November 1-7

Altman (2014)
Arachnophobia (1990)
Babes in Toyland (1961)
Batman (1989)
Batman Returns (1992)
Best Laid Plans (1999)
The Bletchley Circle: Series 2 (2014)
Blue Bloods (2010-2013)
Breakheart Pass (1975)
The Blind Swordsman: Zatoichi (2003)
The 'Burbs (1989)
The Chronicles of Riddick (2004)
Cleopatra (1963)
The Core (2003)
The Crimson Cult (1968)
Fading Gigolo (2014)
Goodwill Hunting (1997)
Grey's Anatomy: Season 10 (2013)
Hell Is for Heroes (1962)
Hiding Out (1987)
How to Steal a Million (1966)
Infernal Affairs (2002)
It's Always Sunny in Philadelphia: Season 9 (2013)
Jennifer 8 (1992)
Kingpin (1996)
Little Odessa (1994)
Live Nude Girls (1995)
Miss Fisher's Murder Mysteries: Season 2 (2013) - Review
Phase IV (1974)
Phenomenon (1996)
Pinocchio (2002)
Portlandia: Season 4 (2013)
The Quick and the Dead (1995)
The Rocketeer (1991)
Seven (1995)
Snowpiercer (2013)
Stand by Me (1986)
Stretch (2014)
Teenage Mutant Ninja Turtles (1990)
Total Recall (1990)
Trading Mom (1994)
Violette (2013)
Your Inner Fish (2014)
You've Got Mail (1998)
Yu-Gi-Oh (2001)


Addams Family Values (1993)
Airplane! (1980)
Bram Stoker’s Dracula (1992)
Braveheart (1995)
Dirty Rotten Scoundrels (1988)
Fatal Attraction (1987)
Fierce People (2005)
Heartburn (1986)

November 8

Nebraska (2013)

November 10

Helix: Season 1 (2014)

November 19

Sabotage (2014)

November 27

Bill Cosby 77 (2012) - canceled!

November 29

The One I Love (2014)


Wellesley72 said...

You forgot to mention in your list the long overdue Season 2 of The Bletcley Circle. Good to see that Netflix continues to add high-quality British (or in the case of Miss Fisher, Austalian) mysteries. For those of us U afraid of subtitles, they need to add more French, Italian and Nordic thrillers along the lines of Spiral or Salamander.

David Speranza said...

Thanks for pointing that out. I've added a mention in the TV section.

marcj said...

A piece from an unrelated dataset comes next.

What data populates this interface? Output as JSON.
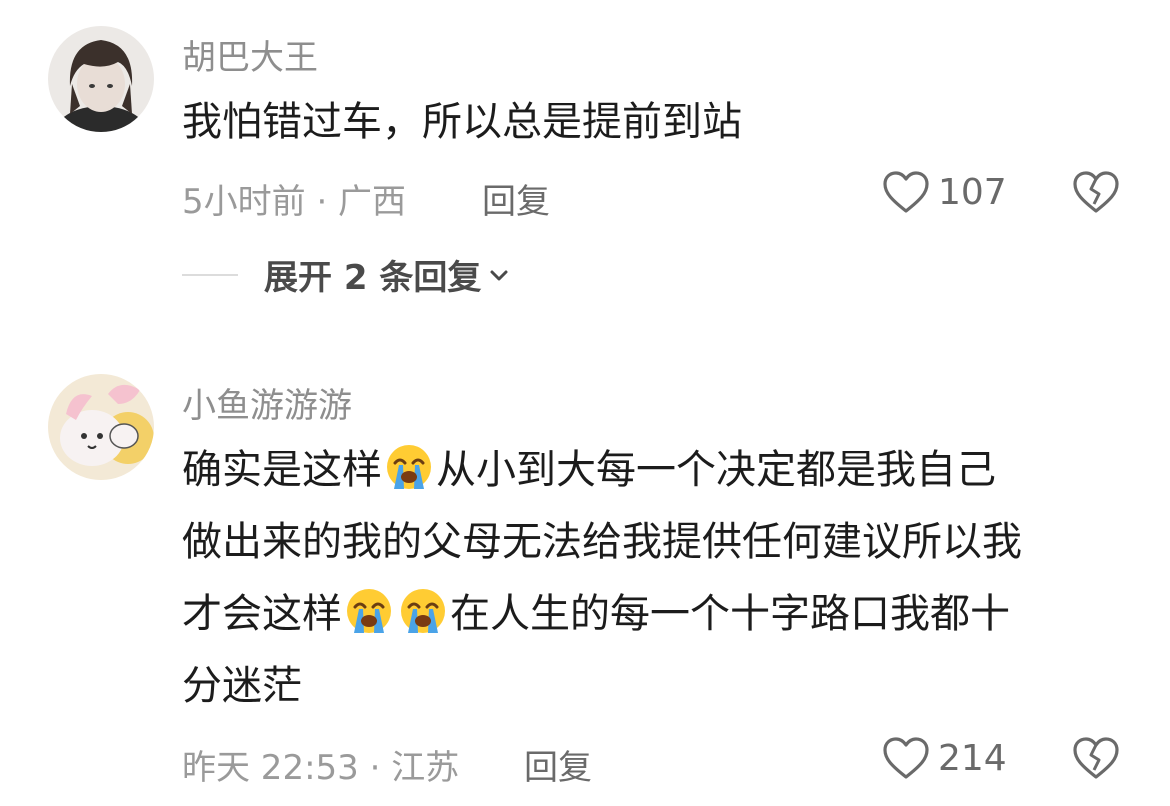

I liked your article dear!! Breaking bad is my favorite Tv show and it starts in 80’s. It is based on American crime. But I would like to know the best tv shows on netflix. Please suggest me if you have any idea.